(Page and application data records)
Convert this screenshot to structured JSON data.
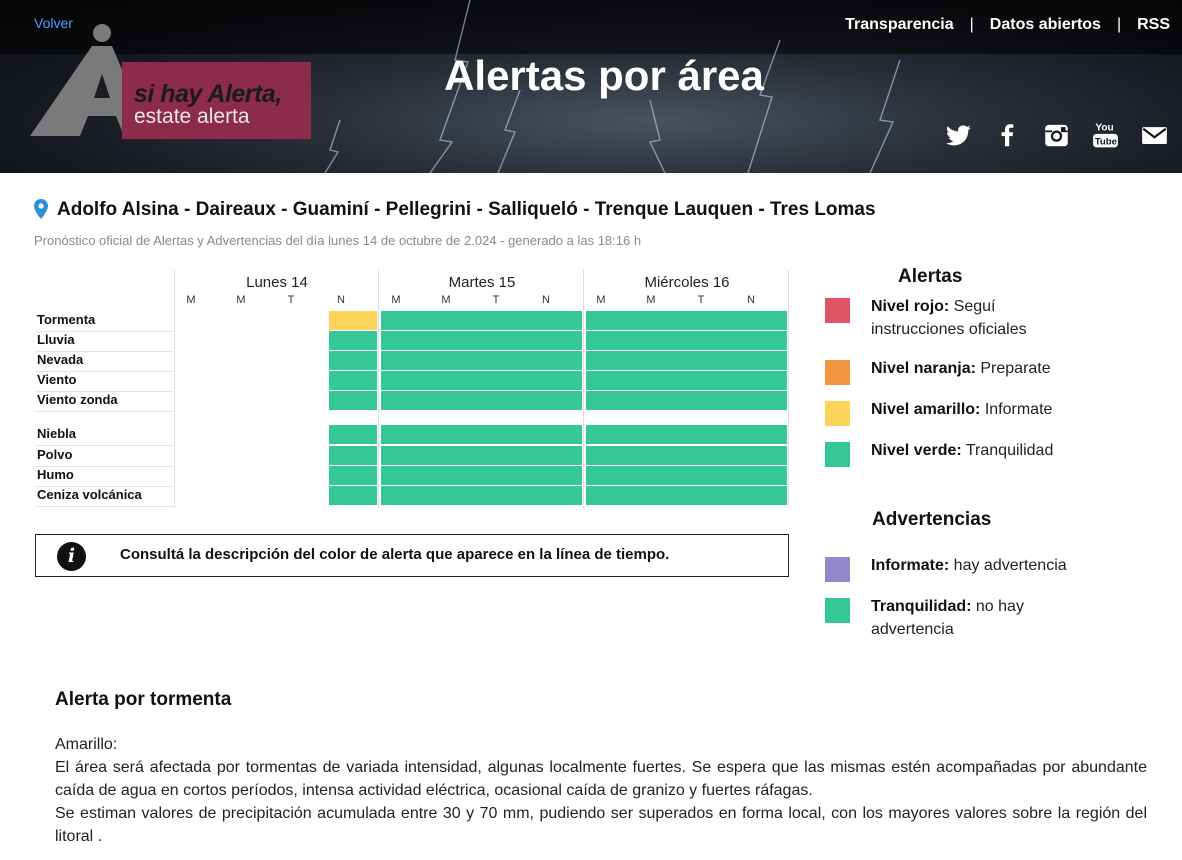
{
  "header": {
    "back_link": "Volver",
    "nav": [
      "Transparencia",
      "Datos abiertos",
      "RSS"
    ],
    "logo_line1": "si hay Alerta,",
    "logo_line2": "estate alerta",
    "title": "Alertas por área",
    "social_icons": [
      "twitter-icon",
      "facebook-icon",
      "instagram-icon",
      "youtube-icon",
      "mail-icon"
    ]
  },
  "area": {
    "name": "Adolfo Alsina - Daireaux - Guaminí - Pellegrini - Salliqueló - Trenque Lauquen - Tres Lomas",
    "subtitle": "Pronóstico oficial de Alertas y Advertencias del día lunes 14 de octubre de 2.024 - generado a las 18:16 h"
  },
  "timeline": {
    "days": [
      "Lunes 14",
      "Martes 15",
      "Miércoles 16"
    ],
    "slots": [
      "M",
      "M",
      "T",
      "N"
    ],
    "alerts": [
      {
        "label": "Tormenta",
        "levels": [
          "",
          "",
          "",
          "amarillo",
          "verde",
          "verde",
          "verde",
          "verde",
          "verde",
          "verde",
          "verde",
          "verde"
        ]
      },
      {
        "label": "Lluvia",
        "levels": [
          "",
          "",
          "",
          "verde",
          "verde",
          "verde",
          "verde",
          "verde",
          "verde",
          "verde",
          "verde",
          "verde"
        ]
      },
      {
        "label": "Nevada",
        "levels": [
          "",
          "",
          "",
          "verde",
          "verde",
          "verde",
          "verde",
          "verde",
          "verde",
          "verde",
          "verde",
          "verde"
        ]
      },
      {
        "label": "Viento",
        "levels": [
          "",
          "",
          "",
          "verde",
          "verde",
          "verde",
          "verde",
          "verde",
          "verde",
          "verde",
          "verde",
          "verde"
        ]
      },
      {
        "label": "Viento zonda",
        "levels": [
          "",
          "",
          "",
          "verde",
          "verde",
          "verde",
          "verde",
          "verde",
          "verde",
          "verde",
          "verde",
          "verde"
        ]
      }
    ],
    "warnings": [
      {
        "label": "Niebla",
        "levels": [
          "",
          "",
          "",
          "verde",
          "verde",
          "verde",
          "verde",
          "verde",
          "verde",
          "verde",
          "verde",
          "verde"
        ]
      },
      {
        "label": "Polvo",
        "levels": [
          "",
          "",
          "",
          "verde",
          "verde",
          "verde",
          "verde",
          "verde",
          "verde",
          "verde",
          "verde",
          "verde"
        ]
      },
      {
        "label": "Humo",
        "levels": [
          "",
          "",
          "",
          "verde",
          "verde",
          "verde",
          "verde",
          "verde",
          "verde",
          "verde",
          "verde",
          "verde"
        ]
      },
      {
        "label": "Ceniza volcánica",
        "levels": [
          "",
          "",
          "",
          "verde",
          "verde",
          "verde",
          "verde",
          "verde",
          "verde",
          "verde",
          "verde",
          "verde"
        ]
      }
    ]
  },
  "info_box": "Consultá la descripción del color de alerta que aparece en la línea de tiempo.",
  "legend": {
    "alerts_title": "Alertas",
    "alerts": [
      {
        "level": "Nivel rojo:",
        "text": " Seguí instrucciones oficiales",
        "color": "#e05565"
      },
      {
        "level": "Nivel naranja:",
        "text": " Preparate",
        "color": "#f2953f"
      },
      {
        "level": "Nivel amarillo:",
        "text": " Informate",
        "color": "#fcd55a"
      },
      {
        "level": "Nivel verde:",
        "text": " Tranquilidad",
        "color": "#35c895"
      }
    ],
    "warnings_title": "Advertencias",
    "warnings": [
      {
        "level": "Informate:",
        "text": " hay advertencia",
        "color": "#9189c9"
      },
      {
        "level": "Tranquilidad:",
        "text": " no hay advertencia",
        "color": "#35c895"
      }
    ]
  },
  "colors": {
    "amarillo": "#fcd55a",
    "verde": "#35c895",
    "naranja": "#f2953f",
    "rojo": "#e05565"
  },
  "description": {
    "title": "Alerta por tormenta",
    "level": "Amarillo:",
    "paragraph1": "El área será afectada por tormentas de variada intensidad, algunas localmente fuertes. Se espera que las mismas estén acompañadas por abundante caída de agua en cortos períodos, intensa actividad eléctrica, ocasional caída de granizo y fuertes ráfagas.",
    "paragraph2": "Se estiman valores de precipitación acumulada entre 30 y 70 mm, pudiendo ser superados en forma local, con los mayores valores sobre la región del litoral ."
  }
}
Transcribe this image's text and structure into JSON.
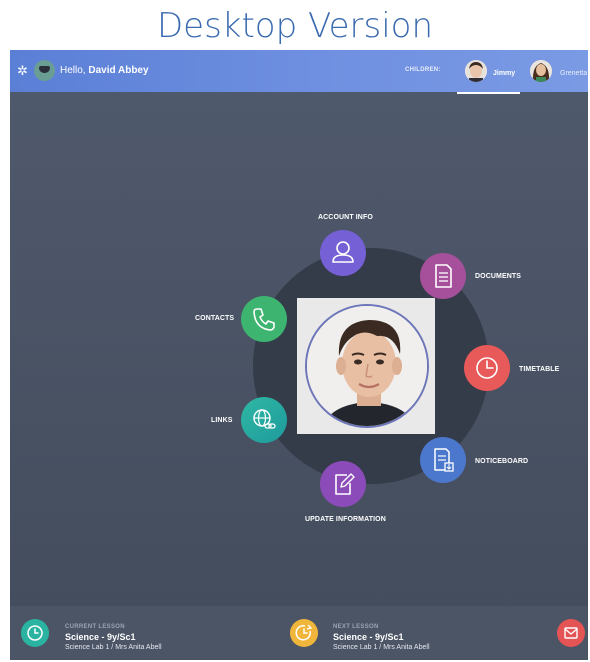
{
  "page_title": "Desktop Version",
  "topbar": {
    "greeting_prefix": "Hello, ",
    "user_name": "David Abbey",
    "children_label": "CHILDREN:",
    "children": [
      {
        "name": "Jimmy",
        "active": true
      },
      {
        "name": "Grenetta",
        "active": false
      }
    ]
  },
  "menu": {
    "account_info": "ACCOUNT INFO",
    "documents": "DOCUMENTS",
    "timetable": "TIMETABLE",
    "noticeboard": "NOTICEBOARD",
    "update_information": "UPDATE INFORMATION",
    "links": "LINKS",
    "contacts": "CONTACTS"
  },
  "lessons": {
    "current": {
      "kicker": "CURRENT LESSON",
      "title": "Science - 9y/Sc1",
      "subtitle": "Science Lab 1 / Mrs Anita Abell"
    },
    "next": {
      "kicker": "NEXT LESSON",
      "title": "Science - 9y/Sc1",
      "subtitle": "Science Lab 1 / Mrs Anita Abell"
    }
  },
  "colors": {
    "topbar": "#6e8fe0",
    "account": "#7660d6",
    "documents": "#a64f9a",
    "timetable": "#e85959",
    "noticeboard": "#4b78cc",
    "update": "#8b4cb9",
    "links": "#2fb8a4",
    "contacts": "#3db570"
  },
  "icons": {
    "settings": "gear-icon",
    "graduation": "graduation-cap-icon",
    "account": "user-icon",
    "documents": "document-icon",
    "timetable": "clock-icon",
    "noticeboard": "notice-download-icon",
    "update": "edit-icon",
    "links": "globe-link-icon",
    "contacts": "phone-icon",
    "current_lesson": "clock-icon",
    "next_lesson": "clock-forward-icon",
    "mail": "mail-icon"
  }
}
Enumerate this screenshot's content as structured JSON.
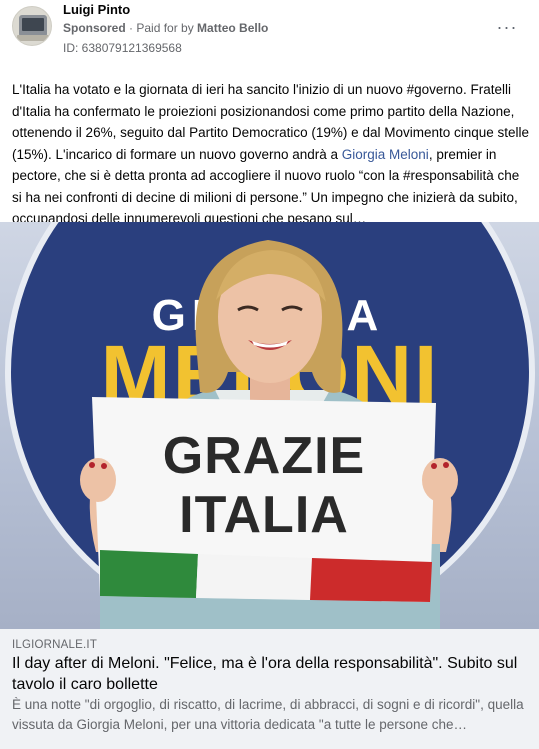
{
  "post": {
    "author": "Luigi Pinto",
    "sponsored_label": "Sponsored",
    "separator": " · ",
    "paid_by_prefix": "Paid for by ",
    "payer": "Matteo Bello",
    "ad_id": "ID: 638079121369568",
    "more_icon": "more-horizontal-icon",
    "more_label": "···",
    "text_part1": "L'Italia ha votato e la giornata di ieri ha sancito l'inizio di un nuovo #governo. Fratelli d'Italia ha confermato le proiezioni posizionandosi come primo partito della Nazione, ottenendo il 26%, seguito dal Partito Democratico (19%) e dal Movimento cinque stelle (15%). L'incarico di formare un nuovo governo andrà a ",
    "text_mention": "Giorgia Meloni",
    "text_part2": ", premier in pectore, che si è detta pronta ad accogliere il nuovo ruolo “con la #responsabilità che si ha nei confronti di decine di milioni di persone.” Un impegno che inizierà da subito, occupandosi delle innumerevoli questioni che pesano sul…"
  },
  "image": {
    "backdrop_line1": "GIORGIA",
    "backdrop_line2": "MELONI",
    "sign_line1": "GRAZIE",
    "sign_line2": "ITALIA",
    "colors": {
      "backdrop_blue": "#2a3f7e",
      "backdrop_gold": "#f2c230",
      "flag_green": "#2f8a3c",
      "flag_white": "#f4f4f4",
      "flag_red": "#cc2b2b",
      "jacket": "#9fc0c8"
    }
  },
  "link": {
    "domain": "ILGIORNALE.IT",
    "title": "Il day after di Meloni. \"Felice, ma è l'ora della responsabilità\". Subito sul tavolo il caro bollette",
    "description": "È una notte \"di orgoglio, di riscatto, di lacrime, di abbracci, di sogni e di ricordi\", quella vissuta da Giorgia Meloni, per una vittoria dedicata \"a tutte le persone che…"
  }
}
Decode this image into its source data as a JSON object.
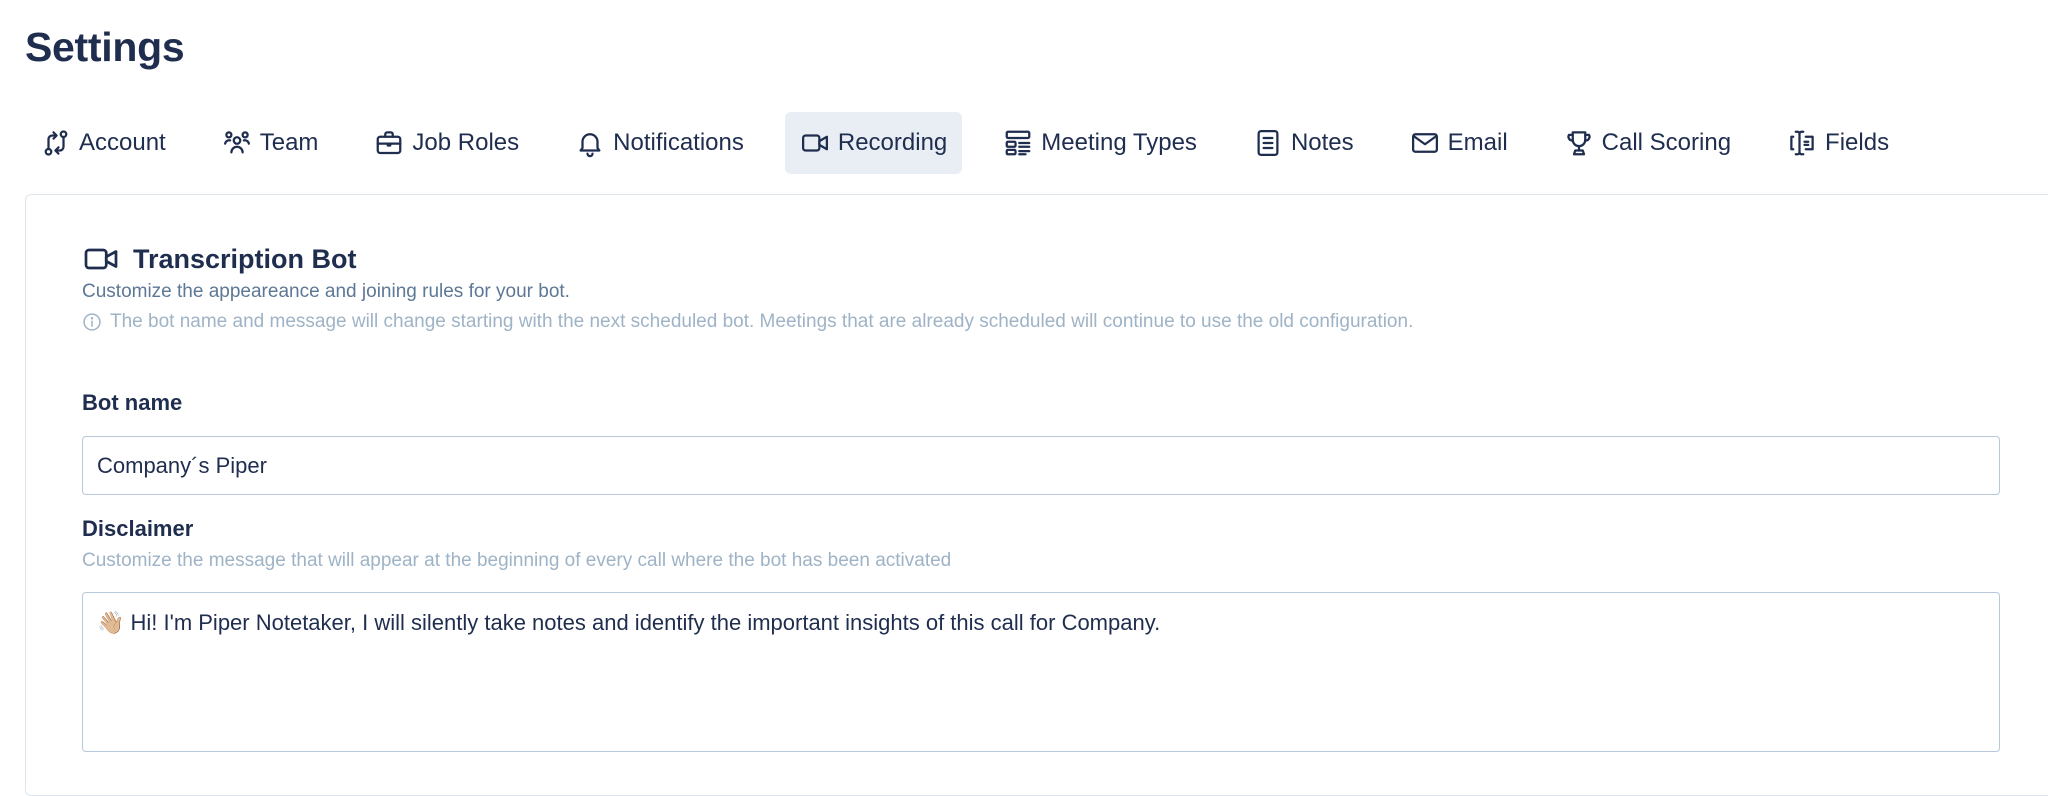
{
  "page": {
    "title": "Settings"
  },
  "tabs": [
    {
      "label": "Account",
      "icon": "account-flow-icon",
      "active": false
    },
    {
      "label": "Team",
      "icon": "team-icon",
      "active": false
    },
    {
      "label": "Job Roles",
      "icon": "briefcase-icon",
      "active": false
    },
    {
      "label": "Notifications",
      "icon": "bell-icon",
      "active": false
    },
    {
      "label": "Recording",
      "icon": "video-camera-icon",
      "active": true
    },
    {
      "label": "Meeting Types",
      "icon": "layout-list-icon",
      "active": false
    },
    {
      "label": "Notes",
      "icon": "document-icon",
      "active": false
    },
    {
      "label": "Email",
      "icon": "mail-icon",
      "active": false
    },
    {
      "label": "Call Scoring",
      "icon": "trophy-icon",
      "active": false
    },
    {
      "label": "Fields",
      "icon": "text-cursor-icon",
      "active": false
    }
  ],
  "section": {
    "title": "Transcription Bot",
    "description": "Customize the appeareance and joining rules for your bot.",
    "info": "The bot name and message will change starting with the next scheduled bot. Meetings that are already scheduled will continue to use the old configuration."
  },
  "bot_name": {
    "label": "Bot name",
    "value": "Company´s Piper"
  },
  "disclaimer": {
    "label": "Disclaimer",
    "help": "Customize the message that will appear at the beginning of every call where the bot has been activated",
    "value": "👋🏼 Hi! I'm Piper Notetaker, I will silently take notes and identify the important insights of this call for Company."
  },
  "colors": {
    "text": "#1f2d4e",
    "muted": "#5d7895",
    "light": "#9fb3c6",
    "active_tab_bg": "#e9eef4",
    "border": "#b6c8da"
  }
}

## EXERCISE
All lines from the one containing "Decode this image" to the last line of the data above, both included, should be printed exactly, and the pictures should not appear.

## RESULT
Decode this image into its source data as a JSON object.
{
  "page": {
    "title": "Settings"
  },
  "tabs": [
    {
      "label": "Account",
      "icon": "account-flow-icon",
      "active": false
    },
    {
      "label": "Team",
      "icon": "team-icon",
      "active": false
    },
    {
      "label": "Job Roles",
      "icon": "briefcase-icon",
      "active": false
    },
    {
      "label": "Notifications",
      "icon": "bell-icon",
      "active": false
    },
    {
      "label": "Recording",
      "icon": "video-camera-icon",
      "active": true
    },
    {
      "label": "Meeting Types",
      "icon": "layout-list-icon",
      "active": false
    },
    {
      "label": "Notes",
      "icon": "document-icon",
      "active": false
    },
    {
      "label": "Email",
      "icon": "mail-icon",
      "active": false
    },
    {
      "label": "Call Scoring",
      "icon": "trophy-icon",
      "active": false
    },
    {
      "label": "Fields",
      "icon": "text-cursor-icon",
      "active": false
    }
  ],
  "section": {
    "title": "Transcription Bot",
    "description": "Customize the appeareance and joining rules for your bot.",
    "info": "The bot name and message will change starting with the next scheduled bot. Meetings that are already scheduled will continue to use the old configuration."
  },
  "bot_name": {
    "label": "Bot name",
    "value": "Company´s Piper"
  },
  "disclaimer": {
    "label": "Disclaimer",
    "help": "Customize the message that will appear at the beginning of every call where the bot has been activated",
    "value": "👋🏼 Hi! I'm Piper Notetaker, I will silently take notes and identify the important insights of this call for Company."
  },
  "colors": {
    "text": "#1f2d4e",
    "muted": "#5d7895",
    "light": "#9fb3c6",
    "active_tab_bg": "#e9eef4",
    "border": "#b6c8da"
  }
}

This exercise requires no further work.